▶ [Recorded data]
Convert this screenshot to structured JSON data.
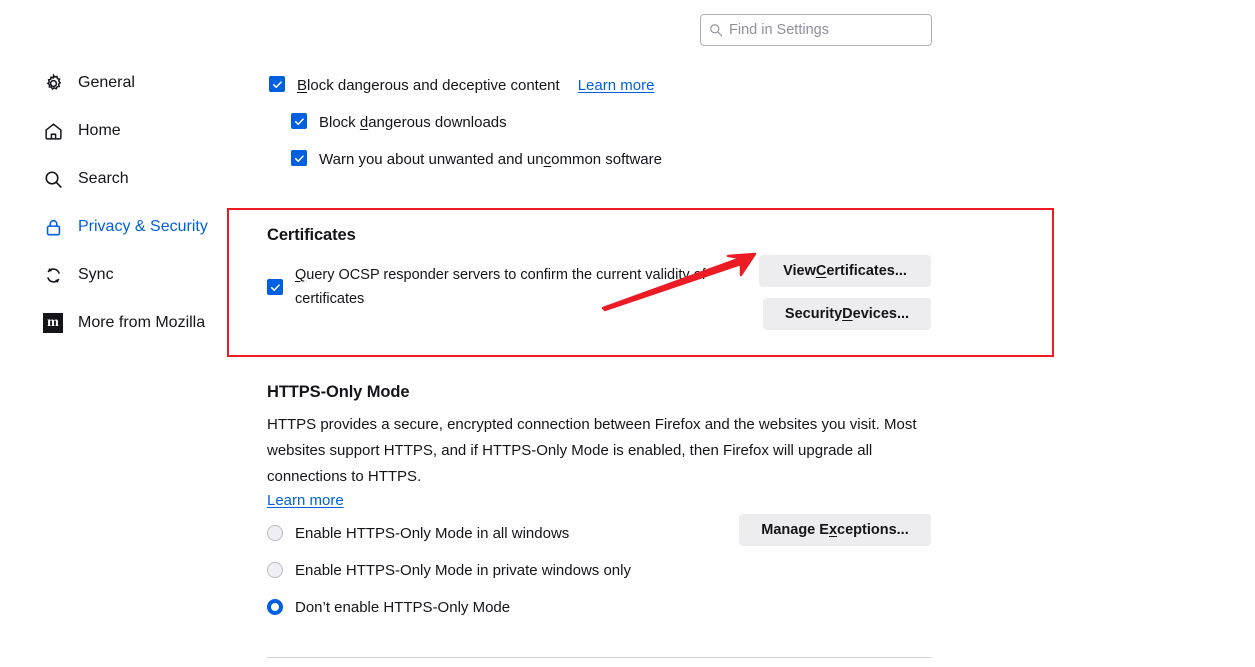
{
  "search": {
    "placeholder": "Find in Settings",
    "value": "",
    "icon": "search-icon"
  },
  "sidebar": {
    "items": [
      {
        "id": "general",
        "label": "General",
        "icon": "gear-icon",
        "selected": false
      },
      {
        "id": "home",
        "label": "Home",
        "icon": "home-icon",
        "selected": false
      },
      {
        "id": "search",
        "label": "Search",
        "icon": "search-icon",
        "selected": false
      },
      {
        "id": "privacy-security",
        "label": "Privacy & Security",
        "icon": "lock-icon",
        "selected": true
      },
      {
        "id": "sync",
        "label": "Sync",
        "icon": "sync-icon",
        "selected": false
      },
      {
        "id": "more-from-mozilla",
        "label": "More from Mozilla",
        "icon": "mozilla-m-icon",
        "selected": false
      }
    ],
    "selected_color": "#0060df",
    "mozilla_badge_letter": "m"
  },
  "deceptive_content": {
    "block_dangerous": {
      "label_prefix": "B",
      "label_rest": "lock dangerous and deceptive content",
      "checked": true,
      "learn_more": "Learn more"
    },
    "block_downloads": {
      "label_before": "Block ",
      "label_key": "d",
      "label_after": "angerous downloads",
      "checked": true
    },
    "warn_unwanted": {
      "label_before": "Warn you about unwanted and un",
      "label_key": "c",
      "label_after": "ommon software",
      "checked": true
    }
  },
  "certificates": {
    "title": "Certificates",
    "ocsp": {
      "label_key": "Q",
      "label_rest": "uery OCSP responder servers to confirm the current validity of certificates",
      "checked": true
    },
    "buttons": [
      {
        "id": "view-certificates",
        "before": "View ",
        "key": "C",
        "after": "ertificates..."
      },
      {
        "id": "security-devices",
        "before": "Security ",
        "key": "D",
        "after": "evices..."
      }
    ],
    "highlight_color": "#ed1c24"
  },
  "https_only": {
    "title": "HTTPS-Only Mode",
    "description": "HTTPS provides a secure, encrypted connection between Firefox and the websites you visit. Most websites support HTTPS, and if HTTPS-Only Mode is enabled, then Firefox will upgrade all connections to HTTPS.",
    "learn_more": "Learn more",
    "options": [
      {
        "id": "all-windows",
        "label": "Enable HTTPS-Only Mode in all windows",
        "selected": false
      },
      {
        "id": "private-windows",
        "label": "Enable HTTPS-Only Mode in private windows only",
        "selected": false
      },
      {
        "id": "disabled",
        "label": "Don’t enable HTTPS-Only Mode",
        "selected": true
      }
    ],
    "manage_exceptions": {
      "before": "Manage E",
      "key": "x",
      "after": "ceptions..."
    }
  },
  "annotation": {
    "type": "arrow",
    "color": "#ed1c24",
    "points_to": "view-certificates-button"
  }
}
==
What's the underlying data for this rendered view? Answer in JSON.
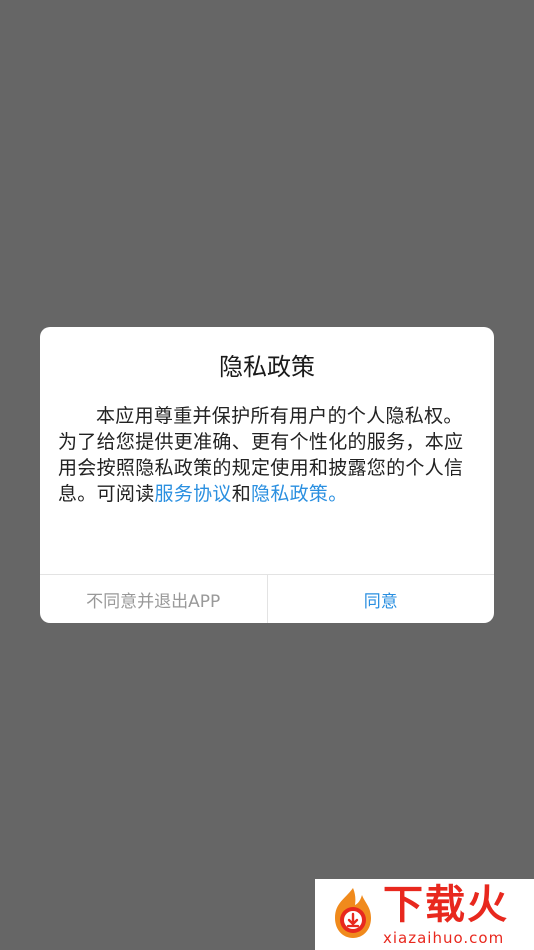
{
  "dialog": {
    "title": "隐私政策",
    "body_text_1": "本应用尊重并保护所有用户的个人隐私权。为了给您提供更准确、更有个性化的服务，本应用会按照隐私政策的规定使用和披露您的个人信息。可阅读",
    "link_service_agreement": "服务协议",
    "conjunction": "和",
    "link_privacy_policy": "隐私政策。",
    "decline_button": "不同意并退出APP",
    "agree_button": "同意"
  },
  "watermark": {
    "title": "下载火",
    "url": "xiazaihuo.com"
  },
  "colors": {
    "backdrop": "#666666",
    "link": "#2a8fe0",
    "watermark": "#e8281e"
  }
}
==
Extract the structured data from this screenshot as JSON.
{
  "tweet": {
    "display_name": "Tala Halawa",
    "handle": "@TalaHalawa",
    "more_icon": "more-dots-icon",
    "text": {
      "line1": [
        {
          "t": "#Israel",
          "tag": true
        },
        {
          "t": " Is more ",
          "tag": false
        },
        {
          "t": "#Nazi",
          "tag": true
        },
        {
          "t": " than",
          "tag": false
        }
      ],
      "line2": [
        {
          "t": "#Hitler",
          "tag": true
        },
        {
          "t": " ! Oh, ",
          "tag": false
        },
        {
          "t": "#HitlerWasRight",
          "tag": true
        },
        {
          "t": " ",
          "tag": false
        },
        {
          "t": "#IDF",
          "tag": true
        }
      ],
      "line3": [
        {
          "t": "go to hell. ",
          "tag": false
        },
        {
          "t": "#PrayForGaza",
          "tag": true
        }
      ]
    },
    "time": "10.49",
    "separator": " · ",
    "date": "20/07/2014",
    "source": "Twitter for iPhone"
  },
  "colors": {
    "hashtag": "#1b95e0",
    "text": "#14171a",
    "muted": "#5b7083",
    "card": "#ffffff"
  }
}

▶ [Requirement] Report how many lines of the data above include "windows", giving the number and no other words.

▶ [Exercise result] 4